Businessman Peter Munga wants the court to stop a suit in which he is accused of irregularly selling his estranged associate’s shares worth Sh150 million and failing to remit the proceeds of the sale to the rightful owner.
The businessman, who chairs Equity Bank board, wants the suit terminated on grounds that his accuser did not get the support of company directors and therefore lacks authority to sue him.
Mr Munga claims that Joseph Muturi Kamau, who took him to court for failing to remit proceeds of the shares sale, single- handedly resolved to sue him on behalf of a company that is jointly owned with others, including his (Munga’s) son Kieme.
The businessman in a sworn affidavit filed in court wants the suit struck out, on grounds that both Mr Kamau and George Mburu were not authorised by the company (Bethany Vineyards Limited) to swear affidavits on its behalf.
“There is no resolution or valid resolution of the Plaintiff Company either approving the institution of this suit on its behalf or appointing the law firm of Aming’a Opiyo Masese and Company Advocates to institute this suit for and or on behalf of the plaintiff company,” Mr Munga said in the Notice of Motion Application dated 24th February 2017.
Kieme Munga, Mr Kamau and Mr Mburu are directors of Bethany – the company that has accused Mr Munga of illegally selling their shares in 2011.

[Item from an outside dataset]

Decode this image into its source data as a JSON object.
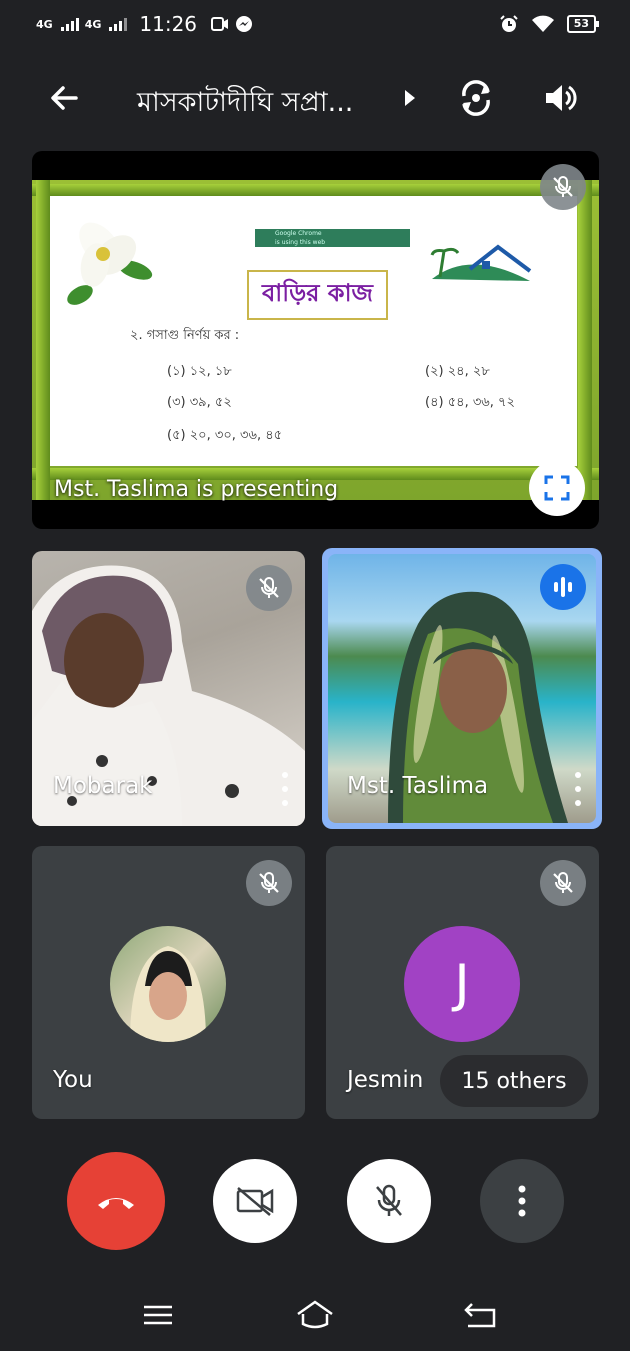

The case dates back to September 2010 when the jointly owned firm secured a Sh40 million loan from Equity Bank to be settled using proceeds of the sale of the NSE-listed Investment Company TransCentury shares belonging to Mr Kamau, who used them as a guarantee.
Mr Kamau later agreed with Mr Munga to have his three million shares sold at Sh150 million to settle the loan and the balance credited to the company account.
But Mr Munga, who chairs Equity Bank board, failed to execute the matter as agreed despite several demands that he does so. Mr Kamau then sued Mr Munga alongside Equity Bank and Equity Nominees Limited.
Mr Kamau has responded to Mr Munga’s submissions arguing that they smacks of an intention to frustrate the six year-old suit by introducing the technicalities. He maintains that the board, including Munga’s son, verbally resolved to file the suit.
Mr Kamau, who describes himself as a long-time friend of the Equity Bank chairman, says the new application was meant to delay hearing of the suit on March 27, 2017.
He said Mr Munga had verbally assured him that the case ‘‘will never reach the hearing stage.’’
“There is mischief because this application is being brought late in the day to circumvent the March 27, 2017 trial after parties have been subjected to a rigorous pre-trial conference, which the applicant participated in, but failed to raise any issues of compliance or ratification that would have been thrashed out at that stage before an order was made that the suit was ready for hearing,” Mr Muturi said.
He claimed that Mr Munga’s son and Mr Mburu, who together with him make up the directorship of Bethany, have all grown cold feet, leaving him to act alone.
While Mr Mburu left the company after receiving 20 titles for pieces of land in Ngong’, the younger Munga ‘‘went cold and changed his interest’’ leaving him to pursue the debt alone.
Equity Bank, which tried to be delinked from the case in 2014, is accused of settling the outstanding loan balance, but failing to remit the balance to Mr Kamau.
Mr Kamau wants the bank compelled to pay him the Sh150 million for the shares, with interest from 2011.